Indicators like the score (on a 100-point scale) and price (cult wines like Screaming Eagle can command thousands per bottle) don’t always tell the full story. The opinions of critics, too, can be brutally subjective. “I really think the only difference between a 96-, 97-, 98-, 99-, and 100-point wine is the emotion of the moment,” Parker told the Naples Daily News in 2007.
But Fletcher, the head vintner, isn’t worried. If the Terlatos are willing to fire one of their previous teams, that means they’re willing to outfit their current staff with whatever tools they require to succeed. “The Terlatos have given us a carte-blanche mandate [to] produce world-class wines,” he says.
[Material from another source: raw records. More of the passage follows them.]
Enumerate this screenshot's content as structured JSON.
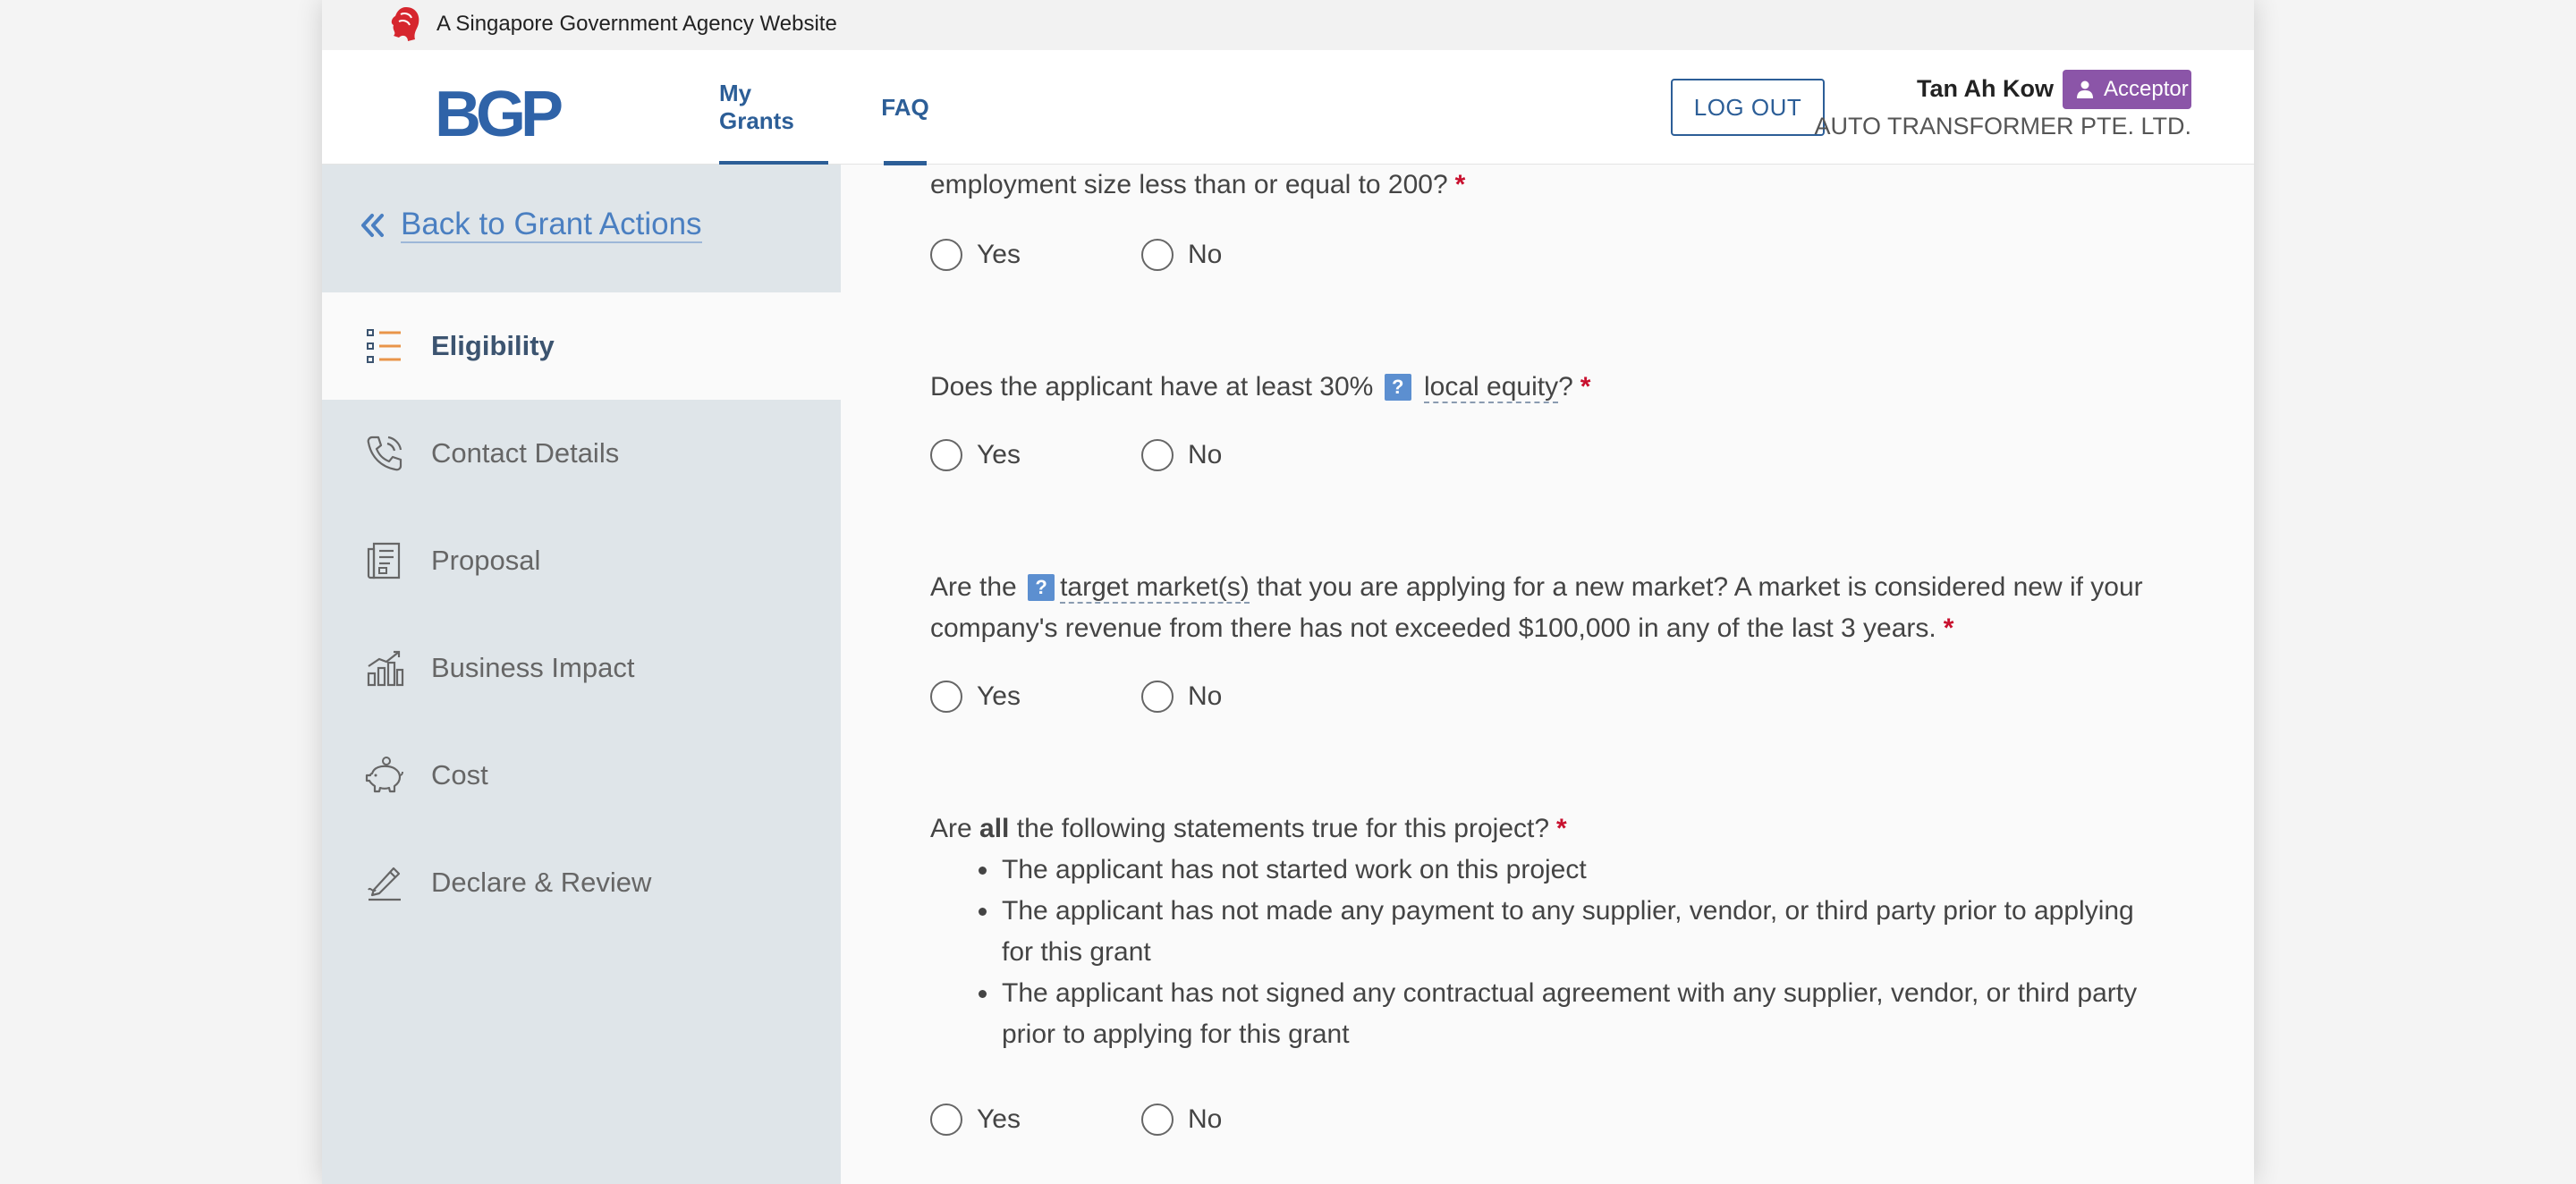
{
  "masthead": {
    "text": "A Singapore Government Agency Website"
  },
  "header": {
    "logo": "BGP",
    "nav": [
      {
        "label": "My Grants",
        "active": true
      },
      {
        "label": "FAQ",
        "active": true
      }
    ],
    "logout_label": "LOG OUT",
    "user_name": "Tan Ah Kow",
    "role": "Acceptor",
    "company": "AUTO TRANSFORMER PTE. LTD."
  },
  "sidebar": {
    "back_label": "Back to Grant Actions",
    "items": [
      {
        "label": "Eligibility",
        "icon": "checklist-icon",
        "active": true
      },
      {
        "label": "Contact Details",
        "icon": "phone-icon",
        "active": false
      },
      {
        "label": "Proposal",
        "icon": "document-icon",
        "active": false
      },
      {
        "label": "Business Impact",
        "icon": "bar-chart-icon",
        "active": false
      },
      {
        "label": "Cost",
        "icon": "piggy-bank-icon",
        "active": false
      },
      {
        "label": "Declare & Review",
        "icon": "signature-icon",
        "active": false
      }
    ]
  },
  "questions": {
    "q1": {
      "text": "employment size less than or equal to 200?",
      "required": "*"
    },
    "q2": {
      "prefix": "Does the applicant have at least 30%",
      "term": "local equity",
      "suffix": "?",
      "required": "*"
    },
    "q3": {
      "prefix": "Are the",
      "term": "target market(s)",
      "line1_suffix": "that you are applying for a new market? A market is considered new if your",
      "line2": "company's revenue from there has not exceeded $100,000 in any of the last 3 years.",
      "required": "*"
    },
    "q4": {
      "prefix": "Are",
      "emphasis": "all",
      "suffix": "the following statements true for this project?",
      "required": "*",
      "statements": [
        "The applicant has not started work on this project",
        "The applicant has not made any payment to any supplier, vendor, or third party prior to applying",
        "for this grant",
        "The applicant has not signed any contractual agreement with any supplier, vendor, or third party",
        "prior to applying for this grant"
      ]
    },
    "options": {
      "yes": "Yes",
      "no": "No"
    },
    "help_glyph": "?"
  },
  "colors": {
    "brand_blue": "#2c5e97",
    "logo_blue": "#2f63a8",
    "role_badge": "#8b55a8",
    "required": "#c8102e",
    "sidebar_bg": "#dfe5e9",
    "icon_orange": "#e9954a"
  }
}
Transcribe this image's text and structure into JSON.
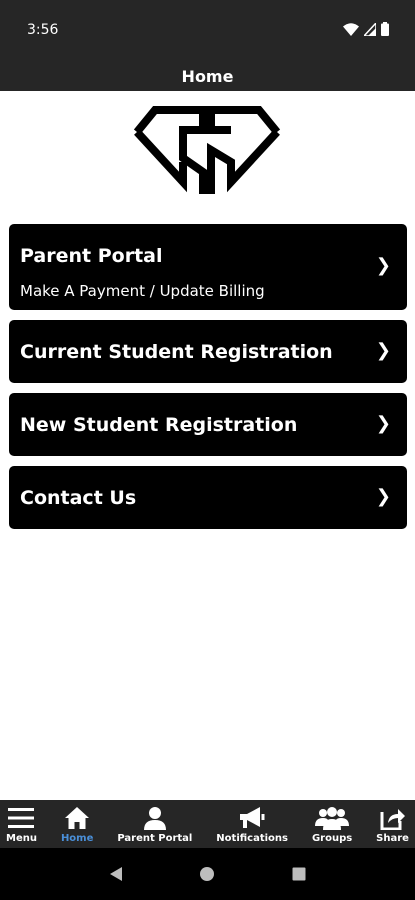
{
  "status_bar": {
    "time": "3:56",
    "icons": [
      "wifi-icon",
      "cell-signal-icon",
      "battery-icon"
    ]
  },
  "header": {
    "title": "Home"
  },
  "logo": {
    "icon": "school-logo-icon"
  },
  "menu": [
    {
      "title": "Parent Portal",
      "subtitle": "Make A Payment / Update Billing",
      "chevron": "❯"
    },
    {
      "title": "Current Student Registration",
      "chevron": "❯"
    },
    {
      "title": "New Student Registration",
      "chevron": "❯"
    },
    {
      "title": "Contact Us",
      "chevron": "❯"
    }
  ],
  "tabs": [
    {
      "label": "Menu",
      "icon": "hamburger-icon"
    },
    {
      "label": "Home",
      "icon": "home-icon",
      "active": true
    },
    {
      "label": "Parent Portal",
      "icon": "person-icon"
    },
    {
      "label": "Notifications",
      "icon": "megaphone-icon"
    },
    {
      "label": "Groups",
      "icon": "group-icon"
    },
    {
      "label": "Share",
      "icon": "share-icon"
    }
  ],
  "colors": {
    "bar_background": "#262626",
    "card_background": "#000000",
    "active_tab": "#4a8fd8"
  },
  "system_nav": [
    "back-icon",
    "home-circle-icon",
    "recents-icon"
  ]
}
So Fletcher balances the vines with his pruning shears, sparing only the grapes that will get the most efficient hydration from the stem. He clocks the drip-irrigation, and when the time comes for barreling, he uses subtler French oak instead of the cheaper American. He and his team have taken apart every piece in the process like an engine, examining each piston and gasket to see if it’s good enough. An example: At Chimney Rock, they spent a chunk of time exploring equipment that would mimic an ancient basket press. The process isn’t the most efficient, but it’s gentle. Modern machinery that smashes the skins to the max could yield 10 to 12 percent more juice, but, like squeezing a tea bag, it would also release astringent flavors that would lower the quality of the wine. “‘This is the way we’ve always done it’ is not a good enough answer,” Fletcher says.
Back at Chimney Rock, in the Napa Valley morning, John Terlato is twirling the Tomahawk Cabernet, splashing it high on the sides of the glass. He inhales its aromas: hints of flowers, black currants, maybe a little cedar. Finally he takes a sip, spreading it around his mouth and letting it coat his palate.
As John swallows, Fletcher looks him in the eye: “Not half bad, is it?”
PHOTOGRAPHY BY TIM KLEIN; COURTESY OF TERLATO WINES INTERNATIONAL (1955, 1970); NATHAN KIRKMAN (ANTHONY AND BILL); COURTESY OF TERLATO WINES INTERNATIONAL (CHAPOUTIER)